  3. Check you have the correct equipment with you before you leave the house e.g. black pens, pencils, rubber, ruler, scientific calculator etc.  Your equipment should be in a clear pencil case or small clear plastic bag.
  4. Take a watch or clock so that you can time your answers and don’t have to rely on looking up at the clock in the exam hall.
  5. Leave for the exam in plenty of time so that you are not flustered when you arrive.
  6. If you bring your mobile phone to school with you, you must hand it in to the exam invigilators before the exam starts.  Failure to follow this instruction could mean all of your exam marks are cancelled.
  7. Read each question carefully and focus on the command words (e.g. describe, explain, calculate, compare).
  8. Use the number of marks available for the question as a guide to the length of time to spend on the question and the detail needed in your answer.
  9. Manage your time effectively so that you finish the exam with just enough time to check your answers.  If you have time to spare, double check what you’ve put and add extra detail to your answers.  Picking up just one extra mark could make the difference between two grades.
  10. Stay positive!  If you get really stuck with a question then leave it and come back to it later.  You will often find that once you’ve got some other easier questions under your belt and built up your confidence then the answer to the difficult question will come you!

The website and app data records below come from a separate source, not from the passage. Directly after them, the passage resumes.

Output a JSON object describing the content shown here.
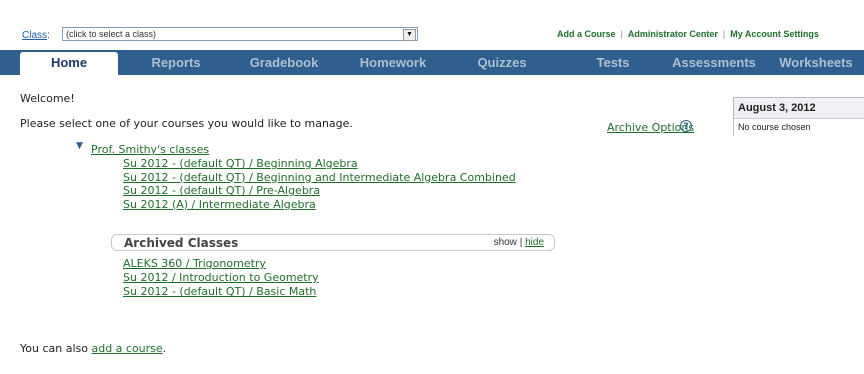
{
  "topbar": {
    "class_label": "Class",
    "class_colon": ":",
    "class_select_value": "(click to select a class)",
    "links": [
      "Add a Course",
      "Administrator Center",
      "My Account Settings"
    ]
  },
  "nav": {
    "tabs": [
      "Home",
      "Reports",
      "Gradebook",
      "Homework",
      "Quizzes",
      "Tests",
      "Assessments",
      "Worksheets"
    ]
  },
  "main": {
    "welcome": "Welcome!",
    "instruction": "Please select one of your courses you would like to manage.",
    "archive_options": "Archive Options",
    "help_glyph": "?",
    "expand_glyph": "▼",
    "group_title": "Prof. Smithy's classes",
    "courses": [
      "Su 2012 - (default QT) / Beginning Algebra",
      "Su 2012 - (default QT) / Beginning and Intermediate Algebra Combined",
      "Su 2012 - (default QT) / Pre-Algebra",
      "Su 2012 (A) / Intermediate Algebra"
    ],
    "archived": {
      "title": "Archived Classes",
      "show": "show",
      "separator": "|",
      "hide": "hide",
      "classes": [
        "ALEKS 360 / Trigonometry",
        "Su 2012 / Introduction to Geometry",
        "Su 2012 - (default QT) / Basic Math"
      ]
    },
    "footer_prefix": "You can also ",
    "footer_link": "add a course",
    "footer_suffix": "."
  },
  "date_panel": {
    "date": "August 3, 2012",
    "status": "No course chosen"
  }
}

Remember – never panic and try to stay calm.

Revision Drop In Sessions:

When these are scheduled they will be listed here

Links to websites with revision tips

BBC Bitesize

National Citizenship Service

Tutor Doctor